My first impulse was to tell her of my love, and then I thought of the helplessness of her position wherein I alone could lighten the burdens of her captivity, and protect her in my poor way against the thousands of hereditary enemies she must face upon our arrival at Thark. I could not chance causing her additional pain or sorrow by declaring a love which, in all probability she did not return. Should I be so indiscreet, her position would be even more unbearable than now, and the thought that she might feel that I was taking advantage of her helplessness, to influence her decision was the final argument which sealed my lips.
“Why are you so quiet, Dejah Thoris?” I asked. “Possibly you would rather return to Sola and your quarters.”
“No,” she murmured, “I am happy here.

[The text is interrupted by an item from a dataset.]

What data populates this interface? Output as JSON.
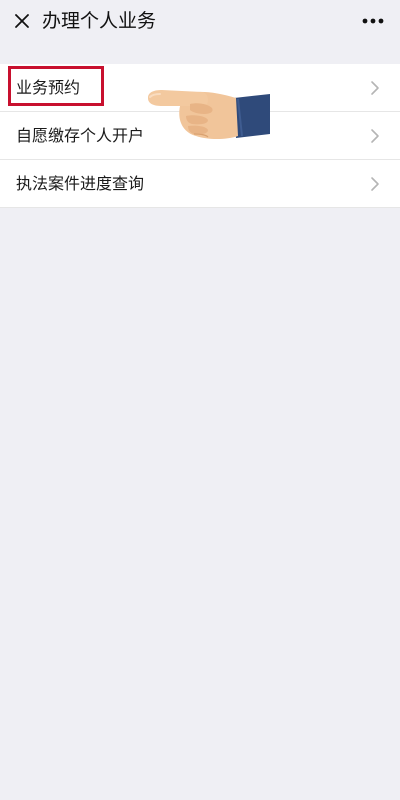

I do not know why it is that I should always be happy and contented when you, John Carter, a stranger, are with me; yet at such times it seems that I am safe and that, with you, I shall soon return to my father’s court and feel his strong arms about me and my mother’s tears and kisses on my cheek.”
“Do people kiss, then, upon Barsoom?” I asked, when she had explained the word she used, in answer to my inquiry as to its meaning.
“Parents, brothers, and sisters, yes; and,” she added in a low, thoughtful tone, “lovers.”
“And you, Dejah Thoris, have parents and brothers and sisters?”
She was silent, nor could I venture to repeat the question.
“The man of Barsoom,” she finally ventured, “does not ask personal questions of women, except his mother, and the woman he has fought for and won.”